§ **Problem statement**
When you reach the records below, repeat each one exactly as written.

== Records for this exercise ==

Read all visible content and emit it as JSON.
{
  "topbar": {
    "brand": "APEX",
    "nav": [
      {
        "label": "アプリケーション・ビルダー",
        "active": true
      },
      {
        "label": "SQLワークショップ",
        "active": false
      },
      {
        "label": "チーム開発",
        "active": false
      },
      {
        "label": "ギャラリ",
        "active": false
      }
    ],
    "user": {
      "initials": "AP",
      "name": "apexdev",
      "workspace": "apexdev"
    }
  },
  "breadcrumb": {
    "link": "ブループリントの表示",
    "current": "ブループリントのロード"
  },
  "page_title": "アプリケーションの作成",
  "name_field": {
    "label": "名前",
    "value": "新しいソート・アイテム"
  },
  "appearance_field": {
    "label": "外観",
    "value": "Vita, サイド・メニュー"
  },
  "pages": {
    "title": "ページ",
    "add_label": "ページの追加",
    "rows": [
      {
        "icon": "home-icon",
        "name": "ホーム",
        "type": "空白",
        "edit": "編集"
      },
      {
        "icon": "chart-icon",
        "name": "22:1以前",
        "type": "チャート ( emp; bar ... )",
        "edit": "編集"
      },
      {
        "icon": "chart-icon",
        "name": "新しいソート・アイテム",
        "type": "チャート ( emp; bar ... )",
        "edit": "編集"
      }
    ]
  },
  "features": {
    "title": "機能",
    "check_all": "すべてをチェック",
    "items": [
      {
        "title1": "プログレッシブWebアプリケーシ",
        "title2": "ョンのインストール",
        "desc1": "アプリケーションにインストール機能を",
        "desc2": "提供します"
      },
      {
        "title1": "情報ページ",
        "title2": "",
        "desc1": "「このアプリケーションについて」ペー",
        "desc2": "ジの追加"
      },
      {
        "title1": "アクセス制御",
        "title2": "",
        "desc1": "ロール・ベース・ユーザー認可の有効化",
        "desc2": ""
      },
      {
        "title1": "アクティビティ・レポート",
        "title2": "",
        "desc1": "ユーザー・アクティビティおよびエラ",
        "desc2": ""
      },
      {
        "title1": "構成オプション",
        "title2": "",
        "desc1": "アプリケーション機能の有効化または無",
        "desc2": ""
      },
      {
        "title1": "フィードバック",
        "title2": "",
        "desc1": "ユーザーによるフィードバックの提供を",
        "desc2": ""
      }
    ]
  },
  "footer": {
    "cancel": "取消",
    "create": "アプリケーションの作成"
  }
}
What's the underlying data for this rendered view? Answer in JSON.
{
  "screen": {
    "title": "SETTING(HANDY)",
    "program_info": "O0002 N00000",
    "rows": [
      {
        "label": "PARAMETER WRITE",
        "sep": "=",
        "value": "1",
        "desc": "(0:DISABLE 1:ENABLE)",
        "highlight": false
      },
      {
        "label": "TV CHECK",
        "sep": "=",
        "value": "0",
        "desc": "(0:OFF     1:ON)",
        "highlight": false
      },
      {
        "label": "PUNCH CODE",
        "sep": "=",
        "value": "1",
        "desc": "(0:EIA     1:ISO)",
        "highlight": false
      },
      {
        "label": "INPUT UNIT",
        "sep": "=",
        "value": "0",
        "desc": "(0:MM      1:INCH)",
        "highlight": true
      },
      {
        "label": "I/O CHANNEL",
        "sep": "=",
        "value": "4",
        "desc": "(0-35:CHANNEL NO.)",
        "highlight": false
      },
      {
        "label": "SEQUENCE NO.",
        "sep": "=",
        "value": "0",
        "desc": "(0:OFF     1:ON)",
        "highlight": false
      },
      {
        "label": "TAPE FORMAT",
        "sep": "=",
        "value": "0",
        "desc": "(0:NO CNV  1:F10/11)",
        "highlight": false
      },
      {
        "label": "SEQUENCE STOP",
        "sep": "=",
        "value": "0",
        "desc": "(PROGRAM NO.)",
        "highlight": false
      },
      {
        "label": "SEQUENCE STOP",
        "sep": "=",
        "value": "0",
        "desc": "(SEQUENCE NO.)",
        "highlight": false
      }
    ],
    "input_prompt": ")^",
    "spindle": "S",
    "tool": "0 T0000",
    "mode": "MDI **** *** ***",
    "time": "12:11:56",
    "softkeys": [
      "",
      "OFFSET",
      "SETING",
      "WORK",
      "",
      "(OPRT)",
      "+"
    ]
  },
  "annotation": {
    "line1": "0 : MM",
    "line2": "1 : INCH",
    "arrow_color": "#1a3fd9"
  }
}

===

§ **Task solution**
Read all visible content and emit it as JSON.
{
  "topbar": {
    "brand": "APEX",
    "nav": [
      {
        "label": "アプリケーション・ビルダー",
        "active": true
      },
      {
        "label": "SQLワークショップ",
        "active": false
      },
      {
        "label": "チーム開発",
        "active": false
      },
      {
        "label": "ギャラリ",
        "active": false
      }
    ],
    "user": {
      "initials": "AP",
      "name": "apexdev",
      "workspace": "apexdev"
    }
  },
  "breadcrumb": {
    "link": "ブループリントの表示",
    "current": "ブループリントのロード"
  },
  "page_title": "アプリケーションの作成",
  "name_field": {
    "label": "名前",
    "value": "新しいソート・アイテム"
  },
  "appearance_field": {
    "label": "外観",
    "value": "Vita, サイド・メニュー"
  },
  "pages": {
    "title": "ページ",
    "add_label": "ページの追加",
    "rows": [
      {
        "icon": "home-icon",
        "name": "ホーム",
        "type": "空白",
        "edit": "編集"
      },
      {
        "icon": "chart-icon",
        "name": "22:1以前",
        "type": "チャート ( emp; bar ... )",
        "edit": "編集"
      },
      {
        "icon": "chart-icon",
        "name": "新しいソート・アイテム",
        "type": "チャート ( emp; bar ... )",
        "edit": "編集"
      }
    ]
  },
  "features": {
    "title": "機能",
    "check_all": "すべてをチェック",
    "items": [
      {
        "title1": "プログレッシブWebアプリケーシ",
        "title2": "ョンのインストール",
        "desc1": "アプリケーションにインストール機能を",
        "desc2": "提供します"
      },
      {
        "title1": "情報ページ",
        "title2": "",
        "desc1": "「このアプリケーションについて」ペー",
        "desc2": "ジの追加"
      },
      {
        "title1": "アクセス制御",
        "title2": "",
        "desc1": "ロール・ベース・ユーザー認可の有効化",
        "desc2": ""
      },
      {
        "title1": "アクティビティ・レポート",
        "title2": "",
        "desc1": "ユーザー・アクティビティおよびエラ",
        "desc2": ""
      },
      {
        "title1": "構成オプション",
        "title2": "",
        "desc1": "アプリケーション機能の有効化または無",
        "desc2": ""
      },
      {
        "title1": "フィードバック",
        "title2": "",
        "desc1": "ユーザーによるフィードバックの提供を",
        "desc2": ""
      }
    ]
  },
  "footer": {
    "cancel": "取消",
    "create": "アプリケーションの作成"
  }
}
What's the underlying data for this rendered view? Answer in JSON.
{
  "screen": {
    "title": "SETTING(HANDY)",
    "program_info": "O0002 N00000",
    "rows": [
      {
        "label": "PARAMETER WRITE",
        "sep": "=",
        "value": "1",
        "desc": "(0:DISABLE 1:ENABLE)",
        "highlight": false
      },
      {
        "label": "TV CHECK",
        "sep": "=",
        "value": "0",
        "desc": "(0:OFF     1:ON)",
        "highlight": false
      },
      {
        "label": "PUNCH CODE",
        "sep": "=",
        "value": "1",
        "desc": "(0:EIA     1:ISO)",
        "highlight": false
      },
      {
        "label": "INPUT UNIT",
        "sep": "=",
        "value": "0",
        "desc": "(0:MM      1:INCH)",
        "highlight": true
      },
      {
        "label": "I/O CHANNEL",
        "sep": "=",
        "value": "4",
        "desc": "(0-35:CHANNEL NO.)",
        "highlight": false
      },
      {
        "label": "SEQUENCE NO.",
        "sep": "=",
        "value": "0",
        "desc": "(0:OFF     1:ON)",
        "highlight": false
      },
      {
        "label": "TAPE FORMAT",
        "sep": "=",
        "value": "0",
        "desc": "(0:NO CNV  1:F10/11)",
        "highlight": false
      },
      {
        "label": "SEQUENCE STOP",
        "sep": "=",
        "value": "0",
        "desc": "(PROGRAM NO.)",
        "highlight": false
      },
      {
        "label": "SEQUENCE STOP",
        "sep": "=",
        "value": "0",
        "desc": "(SEQUENCE NO.)",
        "highlight": false
      }
    ],
    "input_prompt": ")^",
    "spindle": "S",
    "tool": "0 T0000",
    "mode": "MDI **** *** ***",
    "time": "12:11:56",
    "softkeys": [
      "",
      "OFFSET",
      "SETING",
      "WORK",
      "",
      "(OPRT)",
      "+"
    ]
  },
  "annotation": {
    "line1": "0 : MM",
    "line2": "1 : INCH",
    "arrow_color": "#1a3fd9"
  }
}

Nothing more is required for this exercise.